> [WHAT TO PRODUCE]: Look through the lines below; wherever the word "record" appears, copy that line.

> [SOURCE INFORMATION]:
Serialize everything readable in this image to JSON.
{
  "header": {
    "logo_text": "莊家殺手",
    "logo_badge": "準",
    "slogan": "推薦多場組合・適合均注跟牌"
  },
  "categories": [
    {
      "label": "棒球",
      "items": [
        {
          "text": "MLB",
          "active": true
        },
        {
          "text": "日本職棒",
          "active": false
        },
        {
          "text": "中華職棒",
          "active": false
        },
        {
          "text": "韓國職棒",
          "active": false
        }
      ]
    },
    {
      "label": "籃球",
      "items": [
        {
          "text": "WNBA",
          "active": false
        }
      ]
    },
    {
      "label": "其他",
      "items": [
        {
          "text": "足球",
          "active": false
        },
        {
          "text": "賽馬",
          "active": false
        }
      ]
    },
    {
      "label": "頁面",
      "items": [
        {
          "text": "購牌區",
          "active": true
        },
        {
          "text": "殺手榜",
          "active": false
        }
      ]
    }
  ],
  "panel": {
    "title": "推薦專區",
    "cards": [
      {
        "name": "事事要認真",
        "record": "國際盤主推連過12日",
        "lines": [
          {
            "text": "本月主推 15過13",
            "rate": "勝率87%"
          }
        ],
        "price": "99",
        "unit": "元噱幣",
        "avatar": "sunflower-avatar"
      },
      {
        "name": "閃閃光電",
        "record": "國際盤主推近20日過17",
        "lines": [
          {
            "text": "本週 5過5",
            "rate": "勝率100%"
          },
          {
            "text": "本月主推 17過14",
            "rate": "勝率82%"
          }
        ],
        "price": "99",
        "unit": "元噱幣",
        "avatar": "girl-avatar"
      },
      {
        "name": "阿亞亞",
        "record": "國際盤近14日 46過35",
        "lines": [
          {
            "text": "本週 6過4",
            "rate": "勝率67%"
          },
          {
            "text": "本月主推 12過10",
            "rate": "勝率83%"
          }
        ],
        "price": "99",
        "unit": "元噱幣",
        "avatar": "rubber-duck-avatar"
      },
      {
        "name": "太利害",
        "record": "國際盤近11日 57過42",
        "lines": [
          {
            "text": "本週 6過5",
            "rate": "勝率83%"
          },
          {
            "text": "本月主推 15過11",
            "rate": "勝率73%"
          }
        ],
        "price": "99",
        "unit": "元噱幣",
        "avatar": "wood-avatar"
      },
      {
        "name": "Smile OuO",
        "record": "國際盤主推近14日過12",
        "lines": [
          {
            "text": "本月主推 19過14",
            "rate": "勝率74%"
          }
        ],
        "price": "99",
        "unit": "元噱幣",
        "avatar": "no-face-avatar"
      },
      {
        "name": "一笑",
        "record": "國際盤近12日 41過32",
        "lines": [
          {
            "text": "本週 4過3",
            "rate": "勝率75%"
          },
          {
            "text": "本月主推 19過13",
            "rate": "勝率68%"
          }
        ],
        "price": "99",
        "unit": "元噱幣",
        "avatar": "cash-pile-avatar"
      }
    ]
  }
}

> [RESPONSE TO THIS EXERCISE]:
        "record": "國際盤主推連過12日",
        "record": "國際盤主推近20日過17",
        "record": "國際盤近14日 46過35",
        "record": "國際盤近11日 57過42",
        "record": "國際盤主推近14日過12",
        "record": "國際盤近12日 41過32",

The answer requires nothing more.